§ **WORK ITEM**
Check which lines of the entries that follow hold "content", then give the number of those lines and nothing more.

§ **DATA FOR THIS TASK**
_ _ _

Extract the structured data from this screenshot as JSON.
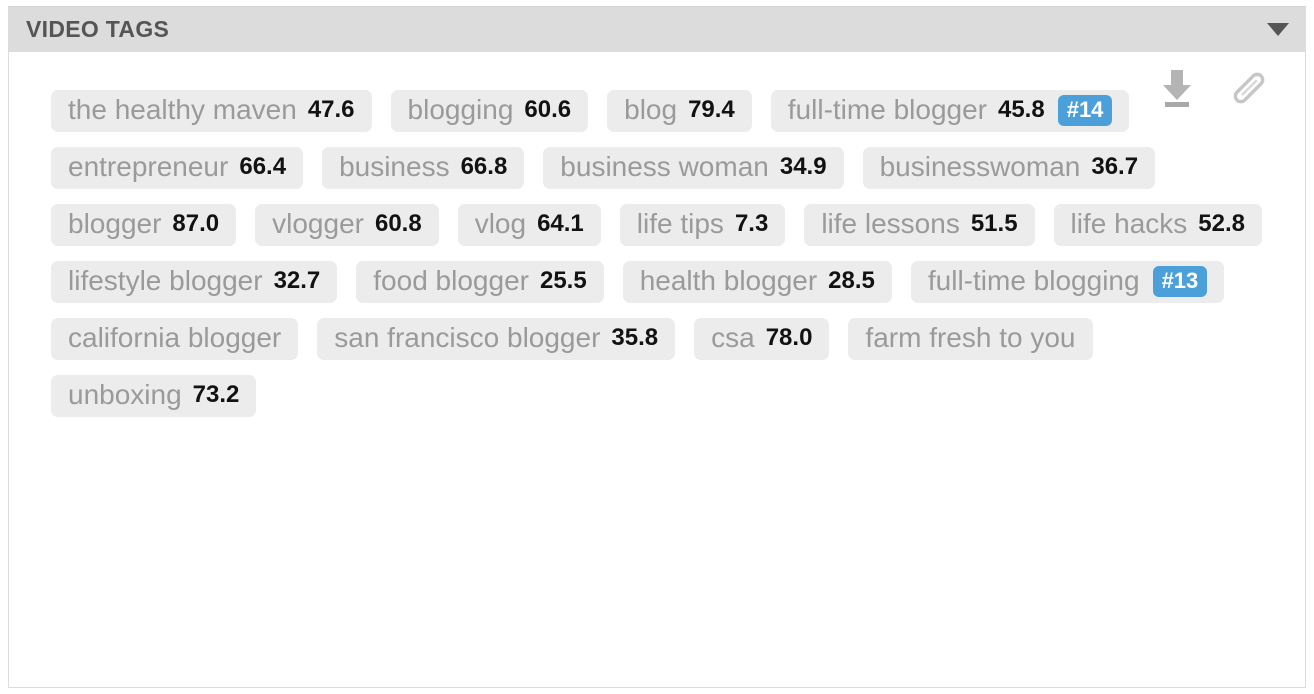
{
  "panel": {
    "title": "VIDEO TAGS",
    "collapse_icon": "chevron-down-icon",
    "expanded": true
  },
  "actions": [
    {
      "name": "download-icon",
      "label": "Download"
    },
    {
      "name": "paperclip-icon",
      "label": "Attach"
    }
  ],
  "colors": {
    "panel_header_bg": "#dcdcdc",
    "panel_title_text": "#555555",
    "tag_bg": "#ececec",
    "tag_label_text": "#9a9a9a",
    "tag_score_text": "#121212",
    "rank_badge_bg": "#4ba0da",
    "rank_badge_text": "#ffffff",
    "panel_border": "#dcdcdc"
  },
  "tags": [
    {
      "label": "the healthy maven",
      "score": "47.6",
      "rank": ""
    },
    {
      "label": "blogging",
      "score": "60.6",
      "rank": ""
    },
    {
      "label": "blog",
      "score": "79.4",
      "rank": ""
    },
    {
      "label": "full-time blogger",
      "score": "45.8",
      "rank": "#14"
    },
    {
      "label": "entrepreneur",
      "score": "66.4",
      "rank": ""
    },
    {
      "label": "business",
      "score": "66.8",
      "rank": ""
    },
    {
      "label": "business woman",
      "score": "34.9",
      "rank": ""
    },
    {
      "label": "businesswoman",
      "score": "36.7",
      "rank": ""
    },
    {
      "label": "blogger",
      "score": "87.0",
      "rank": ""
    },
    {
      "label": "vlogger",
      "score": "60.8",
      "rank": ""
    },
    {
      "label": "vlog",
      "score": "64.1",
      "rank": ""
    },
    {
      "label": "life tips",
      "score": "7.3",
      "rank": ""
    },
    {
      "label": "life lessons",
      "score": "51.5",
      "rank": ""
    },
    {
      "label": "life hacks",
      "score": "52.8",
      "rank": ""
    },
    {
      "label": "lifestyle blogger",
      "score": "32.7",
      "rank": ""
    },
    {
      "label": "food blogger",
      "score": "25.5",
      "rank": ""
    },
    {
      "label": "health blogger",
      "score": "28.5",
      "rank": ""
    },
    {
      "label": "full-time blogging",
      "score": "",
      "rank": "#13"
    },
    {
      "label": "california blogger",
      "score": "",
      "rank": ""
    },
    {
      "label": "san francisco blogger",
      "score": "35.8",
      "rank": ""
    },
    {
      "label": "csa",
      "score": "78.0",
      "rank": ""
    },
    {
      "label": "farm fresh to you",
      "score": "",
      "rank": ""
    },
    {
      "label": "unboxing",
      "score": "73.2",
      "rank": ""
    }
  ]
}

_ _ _

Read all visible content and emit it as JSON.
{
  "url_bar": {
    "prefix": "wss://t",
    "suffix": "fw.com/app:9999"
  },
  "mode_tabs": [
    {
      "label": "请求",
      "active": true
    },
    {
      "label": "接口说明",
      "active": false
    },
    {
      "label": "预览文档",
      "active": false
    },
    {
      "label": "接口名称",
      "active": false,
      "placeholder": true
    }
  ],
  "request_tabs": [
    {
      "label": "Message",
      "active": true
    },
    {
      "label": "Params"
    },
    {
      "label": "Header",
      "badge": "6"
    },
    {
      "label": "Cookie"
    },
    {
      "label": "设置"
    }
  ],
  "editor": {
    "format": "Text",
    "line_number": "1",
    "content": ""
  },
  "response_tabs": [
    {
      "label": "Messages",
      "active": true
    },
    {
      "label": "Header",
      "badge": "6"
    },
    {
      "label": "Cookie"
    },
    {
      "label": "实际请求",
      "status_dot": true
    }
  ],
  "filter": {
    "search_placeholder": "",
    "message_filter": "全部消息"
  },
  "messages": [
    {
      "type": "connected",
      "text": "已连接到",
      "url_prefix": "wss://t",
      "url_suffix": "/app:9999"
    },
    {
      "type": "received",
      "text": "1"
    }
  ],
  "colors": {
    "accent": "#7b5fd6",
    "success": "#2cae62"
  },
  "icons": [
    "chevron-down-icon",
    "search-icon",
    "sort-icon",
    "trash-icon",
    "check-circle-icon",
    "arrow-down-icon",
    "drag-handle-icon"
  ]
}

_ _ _

§ **WRITTEN ANSWER**
2